An executive team has put together a transformation strategy that includes the types of technologies that will support process change, and a timeframe to accomplish it. In addition, a core team of high-level individuals was pulled from each business area and linked to the executive team. Each individual reports directly to one of the executives, and this core project team reports on decisions, issue resolution, and anything executives must be engaged in.
“That’s how we are managing what we are doing, and what kind of processes that we will be changing in order to get to our end-state vision,” Lemke said.
Meantime, a formal change-management process has begun so that teams understand how every individual associate will be impacted by the change, and so they can engage people early on.
During her career, Lemke has been entrusted with everything from driving revenue growth to executing system-wide implementations. She even been told, “you’re on your own,” and it produced valuable insight.
Early on, she was an achievement oriented project manager working on a critical payroll implementation where the company changed all of its hardware to a new platform. She was responsible for getting the new payroll system implemented before year’s end because there was no alternative once the company moved to the new platform. Even after exhaustive assessments, the only software choice was between two vendors who offered only a beta version.
Knowing it was already risky proposition, her company elected to pursue one of the vendors. They hired a consulting firm more skilled in the new hardware, operating system, and programming languages, but after several weeks they weren’t making the progress they anticipated.
Then, another shoe dropped. They had a meeting with a vendor who admitted the system was never complete, had lost some key representatives, and was considering whether to abandon the entire effort. With no real alternative, Lemke went to the CIO and the CFO and explained the situation.
“They calmly said, `Well, these things happen, but you need to figure it out,” Lemke recalled, “and by the way, don’t share this with other people because we don’t need to start a panic here.”
She worked with the vendor and applied her own staff to writing code, and ultimately they got the project done on schedule with the vendor paying the entire cost.

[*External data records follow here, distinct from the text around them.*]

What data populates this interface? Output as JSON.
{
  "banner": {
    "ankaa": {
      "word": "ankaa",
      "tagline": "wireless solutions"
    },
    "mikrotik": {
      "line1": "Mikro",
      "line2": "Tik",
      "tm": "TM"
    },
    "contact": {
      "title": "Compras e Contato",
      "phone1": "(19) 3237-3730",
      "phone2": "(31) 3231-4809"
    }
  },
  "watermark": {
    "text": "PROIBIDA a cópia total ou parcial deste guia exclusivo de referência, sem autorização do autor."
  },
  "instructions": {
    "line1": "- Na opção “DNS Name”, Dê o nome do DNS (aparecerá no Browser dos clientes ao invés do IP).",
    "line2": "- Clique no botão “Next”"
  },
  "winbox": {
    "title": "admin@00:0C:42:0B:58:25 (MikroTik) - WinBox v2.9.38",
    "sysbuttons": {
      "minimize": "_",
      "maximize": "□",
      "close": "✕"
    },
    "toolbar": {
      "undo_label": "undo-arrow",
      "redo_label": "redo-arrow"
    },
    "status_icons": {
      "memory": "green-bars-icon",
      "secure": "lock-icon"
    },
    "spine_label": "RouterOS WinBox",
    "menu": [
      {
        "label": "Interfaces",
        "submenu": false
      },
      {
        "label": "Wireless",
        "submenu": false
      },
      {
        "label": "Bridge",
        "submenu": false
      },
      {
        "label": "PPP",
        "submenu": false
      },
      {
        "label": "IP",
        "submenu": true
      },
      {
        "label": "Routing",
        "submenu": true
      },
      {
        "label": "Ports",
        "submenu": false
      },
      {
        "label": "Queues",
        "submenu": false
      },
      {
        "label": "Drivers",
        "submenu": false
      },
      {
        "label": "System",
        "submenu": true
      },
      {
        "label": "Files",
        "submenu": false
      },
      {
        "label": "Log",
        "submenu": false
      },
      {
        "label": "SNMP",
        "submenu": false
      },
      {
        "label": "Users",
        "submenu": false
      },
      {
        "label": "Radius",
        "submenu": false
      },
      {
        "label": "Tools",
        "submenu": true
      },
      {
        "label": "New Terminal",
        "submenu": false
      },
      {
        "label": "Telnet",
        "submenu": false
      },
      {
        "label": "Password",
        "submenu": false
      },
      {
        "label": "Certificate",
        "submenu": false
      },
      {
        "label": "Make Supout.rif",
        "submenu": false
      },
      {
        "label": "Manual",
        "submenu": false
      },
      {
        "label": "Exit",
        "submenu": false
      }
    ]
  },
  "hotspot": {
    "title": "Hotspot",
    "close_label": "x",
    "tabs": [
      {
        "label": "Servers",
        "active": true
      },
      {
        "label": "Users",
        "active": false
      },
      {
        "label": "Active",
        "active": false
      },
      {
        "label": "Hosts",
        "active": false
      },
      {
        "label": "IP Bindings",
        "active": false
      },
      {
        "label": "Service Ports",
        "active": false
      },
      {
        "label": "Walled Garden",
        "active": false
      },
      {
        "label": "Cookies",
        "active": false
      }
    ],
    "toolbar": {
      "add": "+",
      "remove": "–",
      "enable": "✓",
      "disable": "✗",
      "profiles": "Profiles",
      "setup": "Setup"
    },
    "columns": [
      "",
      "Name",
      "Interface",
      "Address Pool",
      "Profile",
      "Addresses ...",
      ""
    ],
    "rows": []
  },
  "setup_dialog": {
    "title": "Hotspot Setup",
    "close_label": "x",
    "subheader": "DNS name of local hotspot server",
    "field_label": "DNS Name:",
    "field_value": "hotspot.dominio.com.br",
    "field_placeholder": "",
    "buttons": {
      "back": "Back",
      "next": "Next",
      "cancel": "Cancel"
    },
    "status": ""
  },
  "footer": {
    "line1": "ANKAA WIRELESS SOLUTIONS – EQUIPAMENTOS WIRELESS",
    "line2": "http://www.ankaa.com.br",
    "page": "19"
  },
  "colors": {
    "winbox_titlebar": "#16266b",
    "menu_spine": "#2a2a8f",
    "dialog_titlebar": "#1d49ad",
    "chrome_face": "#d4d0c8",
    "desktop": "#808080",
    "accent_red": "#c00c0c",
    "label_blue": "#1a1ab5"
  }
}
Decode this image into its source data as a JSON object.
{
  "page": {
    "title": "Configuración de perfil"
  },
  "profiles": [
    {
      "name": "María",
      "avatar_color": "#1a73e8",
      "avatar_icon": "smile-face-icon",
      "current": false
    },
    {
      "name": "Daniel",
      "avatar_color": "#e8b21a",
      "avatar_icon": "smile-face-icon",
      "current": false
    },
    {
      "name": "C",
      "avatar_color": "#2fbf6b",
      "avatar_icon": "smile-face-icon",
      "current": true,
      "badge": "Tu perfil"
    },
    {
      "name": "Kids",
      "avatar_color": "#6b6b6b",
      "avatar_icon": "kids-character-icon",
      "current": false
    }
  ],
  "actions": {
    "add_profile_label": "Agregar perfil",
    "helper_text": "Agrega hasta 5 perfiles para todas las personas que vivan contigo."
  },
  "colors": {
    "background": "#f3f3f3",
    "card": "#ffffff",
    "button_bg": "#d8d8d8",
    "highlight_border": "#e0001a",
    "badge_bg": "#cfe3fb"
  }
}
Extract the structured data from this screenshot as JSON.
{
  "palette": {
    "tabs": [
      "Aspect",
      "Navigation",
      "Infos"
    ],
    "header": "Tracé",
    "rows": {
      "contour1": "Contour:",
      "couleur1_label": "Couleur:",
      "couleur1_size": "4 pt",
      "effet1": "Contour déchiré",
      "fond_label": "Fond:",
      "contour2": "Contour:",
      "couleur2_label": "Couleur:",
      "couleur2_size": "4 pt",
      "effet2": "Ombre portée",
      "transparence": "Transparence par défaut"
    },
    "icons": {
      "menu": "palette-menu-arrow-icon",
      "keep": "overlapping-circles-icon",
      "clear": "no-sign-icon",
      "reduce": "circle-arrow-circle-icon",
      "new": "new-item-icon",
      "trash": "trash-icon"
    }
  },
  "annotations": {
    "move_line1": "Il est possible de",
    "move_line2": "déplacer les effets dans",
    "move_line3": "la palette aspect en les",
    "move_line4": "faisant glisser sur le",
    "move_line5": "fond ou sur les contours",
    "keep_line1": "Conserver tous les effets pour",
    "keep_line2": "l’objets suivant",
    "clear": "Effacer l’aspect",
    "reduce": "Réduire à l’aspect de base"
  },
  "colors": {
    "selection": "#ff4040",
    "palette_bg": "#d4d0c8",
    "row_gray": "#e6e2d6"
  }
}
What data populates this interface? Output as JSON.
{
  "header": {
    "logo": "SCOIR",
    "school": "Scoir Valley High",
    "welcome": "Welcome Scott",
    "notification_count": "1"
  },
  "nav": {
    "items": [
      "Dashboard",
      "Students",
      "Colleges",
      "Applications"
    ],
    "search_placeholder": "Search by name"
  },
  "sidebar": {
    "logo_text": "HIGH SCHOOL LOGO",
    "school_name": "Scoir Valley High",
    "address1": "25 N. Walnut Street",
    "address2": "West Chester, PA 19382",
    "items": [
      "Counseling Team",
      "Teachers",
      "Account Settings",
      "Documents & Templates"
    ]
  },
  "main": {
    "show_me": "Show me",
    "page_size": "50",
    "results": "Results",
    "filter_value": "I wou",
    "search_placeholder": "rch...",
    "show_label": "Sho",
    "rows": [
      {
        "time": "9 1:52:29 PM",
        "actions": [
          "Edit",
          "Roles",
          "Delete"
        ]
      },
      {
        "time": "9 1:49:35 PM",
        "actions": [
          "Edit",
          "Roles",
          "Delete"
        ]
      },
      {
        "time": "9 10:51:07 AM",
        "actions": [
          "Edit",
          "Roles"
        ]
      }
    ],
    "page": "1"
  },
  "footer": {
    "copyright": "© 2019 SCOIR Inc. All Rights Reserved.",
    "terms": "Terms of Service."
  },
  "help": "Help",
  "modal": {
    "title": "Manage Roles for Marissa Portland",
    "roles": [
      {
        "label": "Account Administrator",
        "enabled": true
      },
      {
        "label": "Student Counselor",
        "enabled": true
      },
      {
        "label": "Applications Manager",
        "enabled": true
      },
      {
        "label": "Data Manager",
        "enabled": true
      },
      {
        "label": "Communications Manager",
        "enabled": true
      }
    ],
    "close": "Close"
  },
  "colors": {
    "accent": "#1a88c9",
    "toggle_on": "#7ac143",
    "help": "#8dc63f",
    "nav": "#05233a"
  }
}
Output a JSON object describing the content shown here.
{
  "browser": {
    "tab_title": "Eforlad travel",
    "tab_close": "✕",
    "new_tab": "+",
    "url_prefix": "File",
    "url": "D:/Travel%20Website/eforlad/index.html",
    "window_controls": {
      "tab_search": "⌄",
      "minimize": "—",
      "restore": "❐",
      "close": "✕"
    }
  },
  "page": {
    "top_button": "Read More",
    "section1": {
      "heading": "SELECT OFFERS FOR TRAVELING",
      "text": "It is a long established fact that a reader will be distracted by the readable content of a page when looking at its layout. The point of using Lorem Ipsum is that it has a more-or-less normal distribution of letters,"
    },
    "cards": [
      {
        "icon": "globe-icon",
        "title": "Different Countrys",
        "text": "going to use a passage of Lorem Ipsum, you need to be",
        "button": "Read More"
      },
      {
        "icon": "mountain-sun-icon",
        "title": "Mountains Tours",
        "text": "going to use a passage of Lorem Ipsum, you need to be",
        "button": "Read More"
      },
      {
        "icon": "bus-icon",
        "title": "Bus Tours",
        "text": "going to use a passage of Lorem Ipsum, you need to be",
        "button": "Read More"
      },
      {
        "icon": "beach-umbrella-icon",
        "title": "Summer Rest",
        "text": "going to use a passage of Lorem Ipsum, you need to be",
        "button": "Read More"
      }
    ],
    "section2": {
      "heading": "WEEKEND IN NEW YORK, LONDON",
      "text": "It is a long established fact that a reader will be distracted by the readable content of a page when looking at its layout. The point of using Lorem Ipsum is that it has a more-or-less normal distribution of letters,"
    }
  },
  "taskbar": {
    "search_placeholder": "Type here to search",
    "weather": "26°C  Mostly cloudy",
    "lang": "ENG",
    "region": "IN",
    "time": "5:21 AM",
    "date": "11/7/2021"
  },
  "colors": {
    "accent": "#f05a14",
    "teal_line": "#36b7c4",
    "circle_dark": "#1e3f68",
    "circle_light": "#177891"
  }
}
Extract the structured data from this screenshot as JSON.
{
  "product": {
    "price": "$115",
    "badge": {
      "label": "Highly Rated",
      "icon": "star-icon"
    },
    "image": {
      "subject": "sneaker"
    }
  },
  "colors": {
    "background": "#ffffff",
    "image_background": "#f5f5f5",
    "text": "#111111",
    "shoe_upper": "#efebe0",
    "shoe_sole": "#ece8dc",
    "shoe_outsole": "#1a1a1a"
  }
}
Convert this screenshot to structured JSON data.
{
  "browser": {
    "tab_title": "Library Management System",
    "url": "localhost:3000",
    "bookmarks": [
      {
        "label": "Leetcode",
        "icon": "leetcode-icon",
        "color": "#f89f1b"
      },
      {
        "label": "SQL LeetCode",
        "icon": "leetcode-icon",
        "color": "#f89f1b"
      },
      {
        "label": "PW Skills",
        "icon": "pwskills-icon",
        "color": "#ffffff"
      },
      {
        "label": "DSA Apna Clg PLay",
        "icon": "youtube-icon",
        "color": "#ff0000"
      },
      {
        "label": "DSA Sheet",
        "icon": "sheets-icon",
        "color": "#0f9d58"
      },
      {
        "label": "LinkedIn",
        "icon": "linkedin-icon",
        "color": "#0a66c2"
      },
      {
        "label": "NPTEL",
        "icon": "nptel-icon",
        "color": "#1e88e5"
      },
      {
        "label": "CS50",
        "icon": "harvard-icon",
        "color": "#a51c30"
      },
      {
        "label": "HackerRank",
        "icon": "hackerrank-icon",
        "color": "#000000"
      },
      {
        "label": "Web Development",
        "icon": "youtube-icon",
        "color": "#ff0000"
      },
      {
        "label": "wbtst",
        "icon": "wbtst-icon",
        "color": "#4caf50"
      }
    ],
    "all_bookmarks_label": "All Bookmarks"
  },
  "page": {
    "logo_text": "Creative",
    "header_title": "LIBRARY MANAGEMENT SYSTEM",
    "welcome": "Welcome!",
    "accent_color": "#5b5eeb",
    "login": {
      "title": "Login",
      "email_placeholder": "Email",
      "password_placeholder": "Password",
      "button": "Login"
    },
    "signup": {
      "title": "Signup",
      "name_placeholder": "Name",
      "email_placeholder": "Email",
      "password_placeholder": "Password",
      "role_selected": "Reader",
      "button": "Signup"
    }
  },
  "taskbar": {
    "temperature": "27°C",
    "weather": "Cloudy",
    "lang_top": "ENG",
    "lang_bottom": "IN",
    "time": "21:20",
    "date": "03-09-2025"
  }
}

Had she known what she knows today, Lemke probably would have concluded that it was impossible, and she admitted the route she took runs counter to today’s conventional wisdom about cutting losses.
Fortunantely, there was a recognizable path, and Lemke believed she could overcome the obstacles. “I just never considered that there was another option except success,” Lemke said. “Systematically, we just got over any of the little things that got in the way of making that happen. I think it was one of the turning points in my career.”